Morgan Stanley


Senior Manager, Internal Audit

Elizabeth, a former high school English teacher, never envisioned a role in Internal Audit. In fact, a career in Morgan Stanley’s “third line of defense” never entered her mind. Now eight years and four roles later, Liz is helping others tap their potential through her role overseeing Internal Audit’s campus recruiting efforts, employee recognition, mentorship program, and diversity networks.

While Liz didn’t have a background in finance, the Queens, New York, native says her former teaching experience gave her the skill set needed for her current role. She is particularly proud of her work executing Morgan Stanley Internal Audit’s summer analyst program, and building strong relationships with the class of college students and graduates. "That was a very rewarding experience," says Liz. "It made me feel accomplished that I was able to help guide them through the whole process."

Liz recently talked about her unconventional career path into banking and her varied responsibilities at the firm.

Describe Your Role at the Company

I’ve been with Morgan Stanley’s Internal Audit division for over eight years, seven of which were spent as an auditor. Last year, I officially moved into my current role on the Internal Audit Operations team where I am responsible for managing our full-time and summer analyst programs, new hire onboarding, mentorship, diversity and inclusion efforts, and our recognition programs, which I recently revamped. This role is very different than my previous role as an auditor, but it has given me the opportunity to work with many individuals within the department and the Firm, and has challenged me to think more strategically about how and why we do things. 

How Did You Get Into Internal Audit

I majored in English at Hofstra University with a minor in secondary education, and worked for a short time as a high school teacher. Throughout college, I interned at a large insurance company and I liked the experience of working for a large organization. Through networking and meeting new people, I learned about internal audit, and I was curious. I spoke to a couple of people in Internal Audit at Morgan Stanley and ended up getting a summer internship in 2010. I later came back full-time as part of the analyst program. I've been here since.

My first Internal Audit role was in Credit Risk for 18 months, then I audited the Equities desk for about a year. Prior to my current role, I was auditing Investment Management for almost five years. 

You mentioned you came to Morgan Stanley through the analyst program. How does that program work?

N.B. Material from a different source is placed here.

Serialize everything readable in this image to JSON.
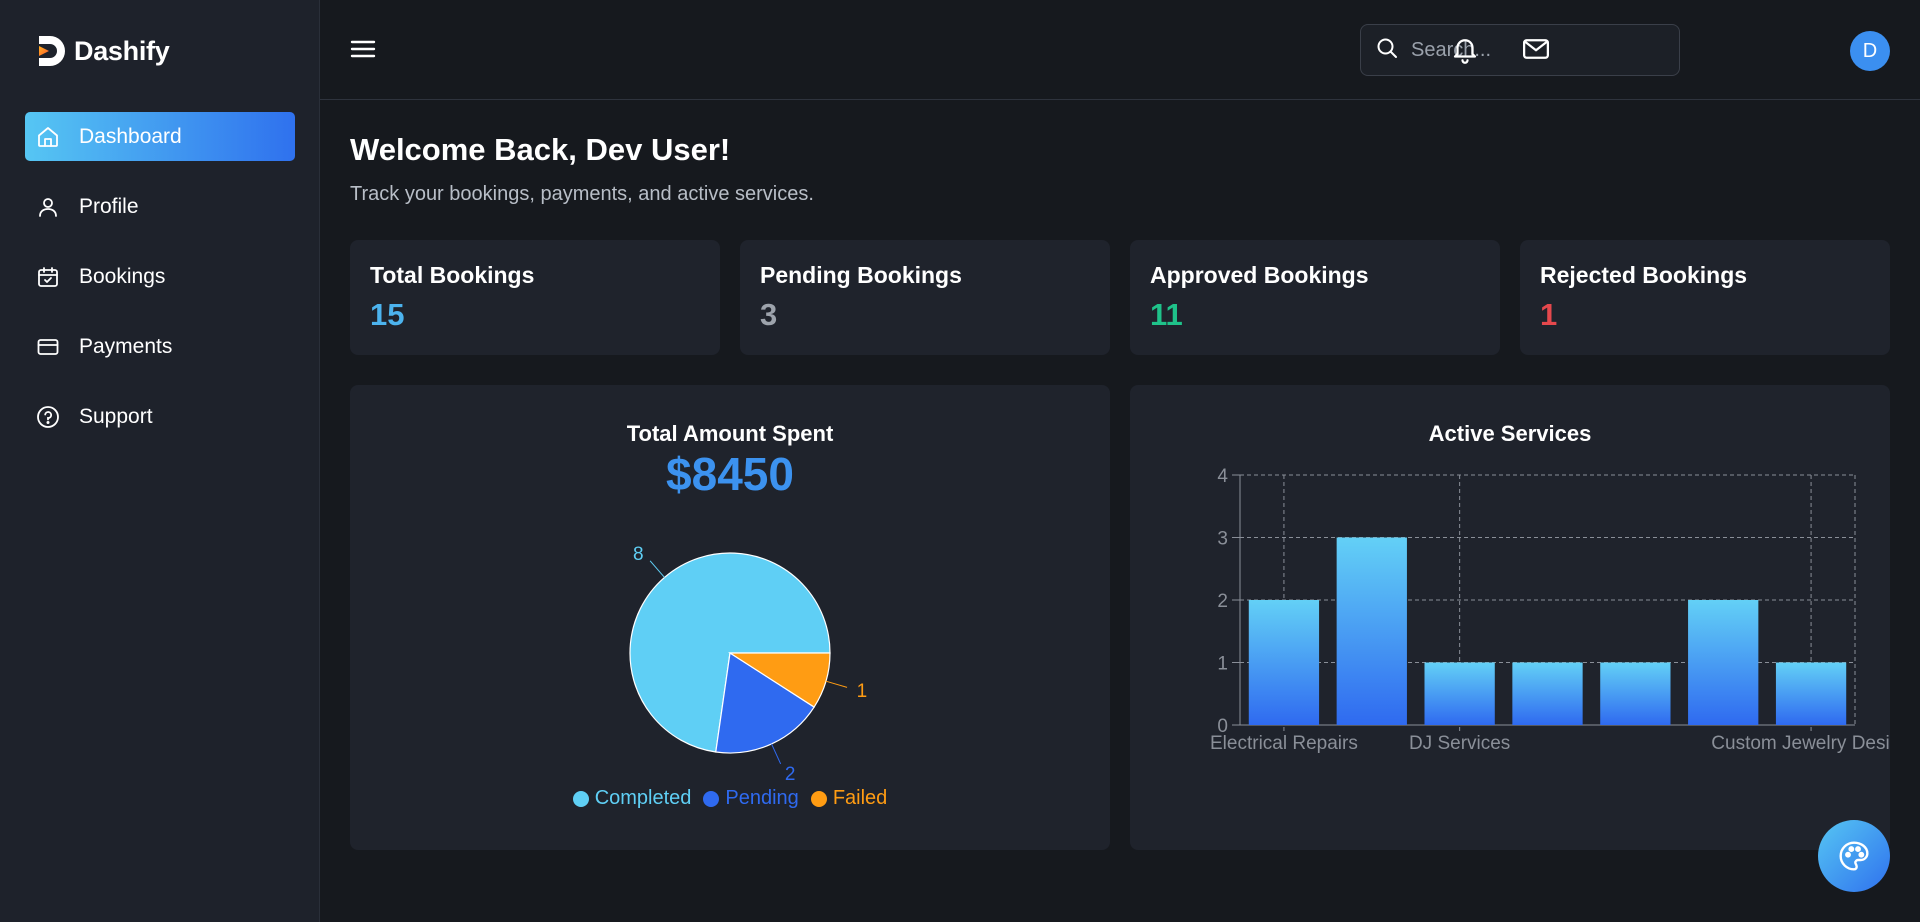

It's a two-and-a-half-year rotational program in which analysts get to work within various areas of Internal Audit. You have the opportunity to experience different groups and learn as much as you can in a short amount of time. It's a really helpful experience, especially for someone straight out of college, because it allows you to get exposure to different groups and figure out where your interests lie.

What skills are important to your job?

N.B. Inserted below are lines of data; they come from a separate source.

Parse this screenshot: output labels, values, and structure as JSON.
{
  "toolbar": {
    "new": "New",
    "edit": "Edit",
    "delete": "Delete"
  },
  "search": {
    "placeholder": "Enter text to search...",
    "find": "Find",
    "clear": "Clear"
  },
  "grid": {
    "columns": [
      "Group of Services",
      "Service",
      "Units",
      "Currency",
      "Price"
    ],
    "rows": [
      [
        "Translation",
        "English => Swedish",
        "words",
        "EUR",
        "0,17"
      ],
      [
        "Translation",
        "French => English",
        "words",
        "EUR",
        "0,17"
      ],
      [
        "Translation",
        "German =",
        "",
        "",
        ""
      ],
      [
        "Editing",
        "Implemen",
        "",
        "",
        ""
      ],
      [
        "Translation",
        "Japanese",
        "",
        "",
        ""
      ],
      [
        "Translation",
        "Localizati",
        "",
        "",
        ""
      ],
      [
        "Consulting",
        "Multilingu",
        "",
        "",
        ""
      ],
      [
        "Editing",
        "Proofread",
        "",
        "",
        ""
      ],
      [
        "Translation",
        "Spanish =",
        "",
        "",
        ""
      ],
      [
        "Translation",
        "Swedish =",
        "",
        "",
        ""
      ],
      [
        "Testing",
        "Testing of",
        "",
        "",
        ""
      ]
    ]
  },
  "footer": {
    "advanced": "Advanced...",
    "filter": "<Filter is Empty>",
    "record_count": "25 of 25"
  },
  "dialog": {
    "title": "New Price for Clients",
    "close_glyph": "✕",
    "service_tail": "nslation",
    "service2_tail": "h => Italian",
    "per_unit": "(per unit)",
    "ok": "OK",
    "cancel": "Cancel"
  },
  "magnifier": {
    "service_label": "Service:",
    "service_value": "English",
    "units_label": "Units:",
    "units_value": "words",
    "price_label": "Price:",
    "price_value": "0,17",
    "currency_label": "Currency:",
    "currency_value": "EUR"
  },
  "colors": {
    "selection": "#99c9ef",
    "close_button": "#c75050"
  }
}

The ability to communicate well. We have to be able to clearly and articulately convey to a variety of stakeholders our views on the important risks facing the Firm.

That was one of the main things that drew me here. I knew that my technical knowledge would come with time, but what I learned as a teacher provided the skills needed to succeed in the role.

Do you have to have a specific background to be recruited by the firm?

No. That's something we talk about when we're recruiting, because I get the question a lot. We do list preferred majors in the job requirements, but I use myself as an example all the time. We don’t expect you to come in with extensive technical knowledge, because a lot of the learning really happens when you're here. It's those fundamental skills—the ability to communicate effectively, manage projects and collaborate with others— along with inquisitiveness, that we're looking for in potential candidates.

No matter your background, I encourage students who are interested in working at Morgan Stanley to meet with our representatives if they come to your campus. Taking the time to attend an event and having a face-to-face interaction with someone from the firm can set you apart.

What other roles do you have within Morgan Stanley?

My team is responsible for overseeing all of the department’s employee programs and initiatives, so I am also helping support our sustainability efforts and am currently working with our employee networks, including the Women's, Asian,  Black and Latino networks, on our mission and strategy for 2020. One common focus of the networks is professional development. We try to organize different events, speakers from other divisions and various networking opportunities to aid employees in their career progression. 

How do you like the people you work with?

I wouldn't be where I am now if it wasn't for the people who helped me along the way. They've recognized my abilities and have given me the chance to challenge myself and continue to pursue leadership opportunities, which I appreciate.

They've also pointed out areas where I needed more development and worked with me to address those issues, which I appreciate just as much. Being around people who you have a good relationship with is really important, both from a personal standpoint and a professional one. Every team that I've worked with over the past eight years has fostered a positive, collaborative environment, and all of them have been instrumental to my growth here.